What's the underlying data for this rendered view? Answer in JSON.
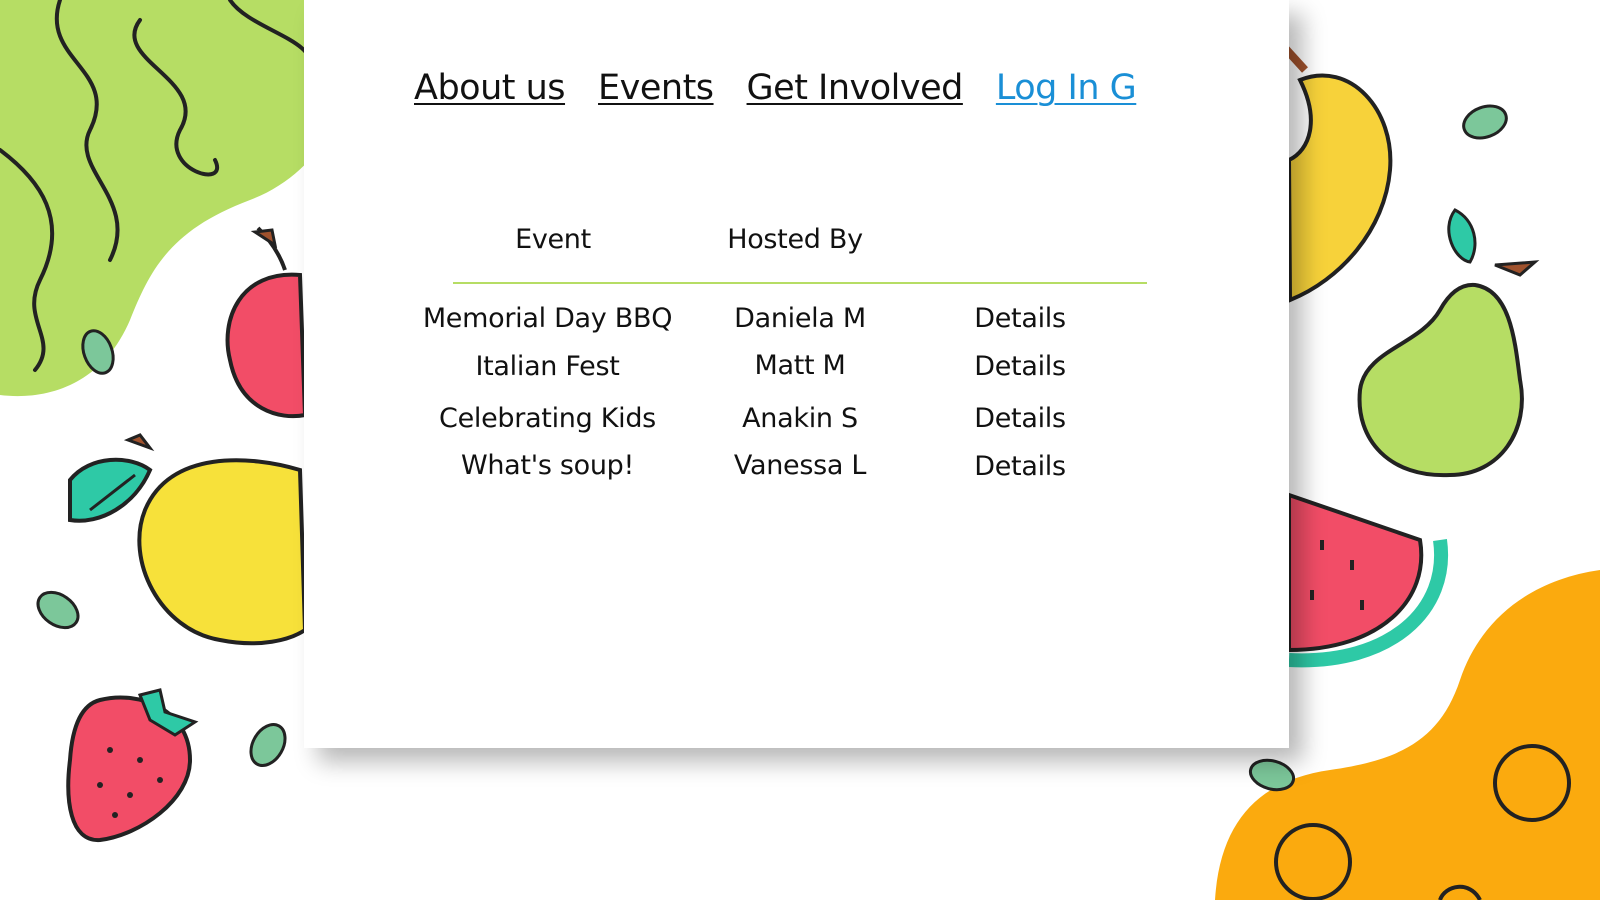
{
  "nav": {
    "about": "About us",
    "events": "Events",
    "get_involved": "Get Involved",
    "login": "Log In G"
  },
  "table": {
    "headers": [
      "Event",
      "Hosted By"
    ],
    "rows": [
      {
        "event": "Memorial Day BBQ",
        "host": "Daniela M",
        "action": "Details"
      },
      {
        "event": "Italian Fest",
        "host": "Matt M",
        "action": "Details"
      },
      {
        "event": "Celebrating Kids",
        "host": "Anakin S",
        "action": "Details"
      },
      {
        "event": "What's soup!",
        "host": "Vanessa L",
        "action": "Details"
      }
    ]
  },
  "colors": {
    "accent_green": "#b6dd64",
    "link_blue": "#1a8fd6",
    "blob_orange": "#fbaa0e"
  },
  "decorations": [
    "apple-icon",
    "lemon-icon",
    "strawberry-icon",
    "banana-icon",
    "pear-icon",
    "watermelon-icon",
    "leaf-icon"
  ]
}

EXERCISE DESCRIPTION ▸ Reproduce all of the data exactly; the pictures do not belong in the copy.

ANSWER SPACE ▸
What's the underlying data for this rendered view? Answer in JSON.
{
  "nav": {
    "about": "About us",
    "events": "Events",
    "get_involved": "Get Involved",
    "login": "Log In G"
  },
  "table": {
    "headers": [
      "Event",
      "Hosted By"
    ],
    "rows": [
      {
        "event": "Memorial Day BBQ",
        "host": "Daniela M",
        "action": "Details"
      },
      {
        "event": "Italian Fest",
        "host": "Matt M",
        "action": "Details"
      },
      {
        "event": "Celebrating Kids",
        "host": "Anakin S",
        "action": "Details"
      },
      {
        "event": "What's soup!",
        "host": "Vanessa L",
        "action": "Details"
      }
    ]
  },
  "colors": {
    "accent_green": "#b6dd64",
    "link_blue": "#1a8fd6",
    "blob_orange": "#fbaa0e"
  },
  "decorations": [
    "apple-icon",
    "lemon-icon",
    "strawberry-icon",
    "banana-icon",
    "pear-icon",
    "watermelon-icon",
    "leaf-icon"
  ]
}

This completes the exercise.